■ YOUR GOAL: When "pradeepksaral" occurs in a line of the material, copy that line.

--- SUPPLIED MATERIAL Enclosed Below ---

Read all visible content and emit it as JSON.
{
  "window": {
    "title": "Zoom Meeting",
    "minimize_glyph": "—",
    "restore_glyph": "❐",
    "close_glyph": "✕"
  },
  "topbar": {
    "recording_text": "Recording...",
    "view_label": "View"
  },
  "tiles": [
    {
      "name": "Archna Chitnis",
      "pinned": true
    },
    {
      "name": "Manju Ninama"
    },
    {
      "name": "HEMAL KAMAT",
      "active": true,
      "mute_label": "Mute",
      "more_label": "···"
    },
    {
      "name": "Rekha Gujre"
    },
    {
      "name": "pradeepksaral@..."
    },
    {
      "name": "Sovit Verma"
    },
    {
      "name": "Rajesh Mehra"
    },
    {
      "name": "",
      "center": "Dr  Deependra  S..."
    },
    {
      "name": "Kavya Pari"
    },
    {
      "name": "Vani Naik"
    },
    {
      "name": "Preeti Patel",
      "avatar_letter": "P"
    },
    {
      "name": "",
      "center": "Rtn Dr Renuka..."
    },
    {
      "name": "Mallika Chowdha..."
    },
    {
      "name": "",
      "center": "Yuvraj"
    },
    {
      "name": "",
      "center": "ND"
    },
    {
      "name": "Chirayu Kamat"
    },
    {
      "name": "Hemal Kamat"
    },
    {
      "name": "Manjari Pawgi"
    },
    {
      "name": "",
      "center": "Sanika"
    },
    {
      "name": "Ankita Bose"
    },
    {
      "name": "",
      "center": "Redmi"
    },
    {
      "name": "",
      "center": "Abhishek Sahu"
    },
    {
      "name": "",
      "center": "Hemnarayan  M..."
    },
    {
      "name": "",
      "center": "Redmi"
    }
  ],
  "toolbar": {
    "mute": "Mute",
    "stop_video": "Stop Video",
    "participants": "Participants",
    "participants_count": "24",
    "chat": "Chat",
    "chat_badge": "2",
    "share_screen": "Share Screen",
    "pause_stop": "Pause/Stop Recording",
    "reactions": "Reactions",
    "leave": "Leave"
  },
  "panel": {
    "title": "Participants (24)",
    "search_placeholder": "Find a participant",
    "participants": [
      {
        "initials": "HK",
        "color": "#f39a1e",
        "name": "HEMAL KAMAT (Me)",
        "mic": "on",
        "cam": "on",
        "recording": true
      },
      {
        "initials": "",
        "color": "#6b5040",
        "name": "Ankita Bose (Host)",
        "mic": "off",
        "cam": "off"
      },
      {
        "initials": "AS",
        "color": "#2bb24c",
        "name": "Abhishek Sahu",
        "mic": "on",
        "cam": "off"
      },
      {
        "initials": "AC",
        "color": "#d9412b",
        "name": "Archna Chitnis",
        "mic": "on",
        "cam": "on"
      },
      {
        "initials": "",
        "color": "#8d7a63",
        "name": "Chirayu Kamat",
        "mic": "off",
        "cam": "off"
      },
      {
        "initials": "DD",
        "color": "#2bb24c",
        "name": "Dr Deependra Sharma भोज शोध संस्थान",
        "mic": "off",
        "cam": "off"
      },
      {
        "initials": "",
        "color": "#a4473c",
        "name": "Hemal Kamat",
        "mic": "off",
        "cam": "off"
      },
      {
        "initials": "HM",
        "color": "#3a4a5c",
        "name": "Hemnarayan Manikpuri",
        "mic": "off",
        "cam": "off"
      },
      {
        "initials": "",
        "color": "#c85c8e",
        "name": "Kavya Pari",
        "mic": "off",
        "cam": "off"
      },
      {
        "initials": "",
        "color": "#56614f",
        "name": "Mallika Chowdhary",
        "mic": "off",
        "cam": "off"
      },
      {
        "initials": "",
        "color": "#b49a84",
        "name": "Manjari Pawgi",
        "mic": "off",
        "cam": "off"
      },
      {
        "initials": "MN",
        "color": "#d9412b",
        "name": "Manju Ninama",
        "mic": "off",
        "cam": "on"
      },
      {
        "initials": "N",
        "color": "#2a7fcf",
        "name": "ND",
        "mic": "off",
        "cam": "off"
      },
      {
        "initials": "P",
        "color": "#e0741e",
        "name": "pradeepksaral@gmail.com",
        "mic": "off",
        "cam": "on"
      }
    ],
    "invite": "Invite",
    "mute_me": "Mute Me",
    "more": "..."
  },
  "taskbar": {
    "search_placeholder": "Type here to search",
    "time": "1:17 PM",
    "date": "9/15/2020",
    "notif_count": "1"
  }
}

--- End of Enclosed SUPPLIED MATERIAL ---

■ EXPECTED ANSWER:
      "name": "pradeepksaral@..."
        "name": "pradeepksaral@gmail.com",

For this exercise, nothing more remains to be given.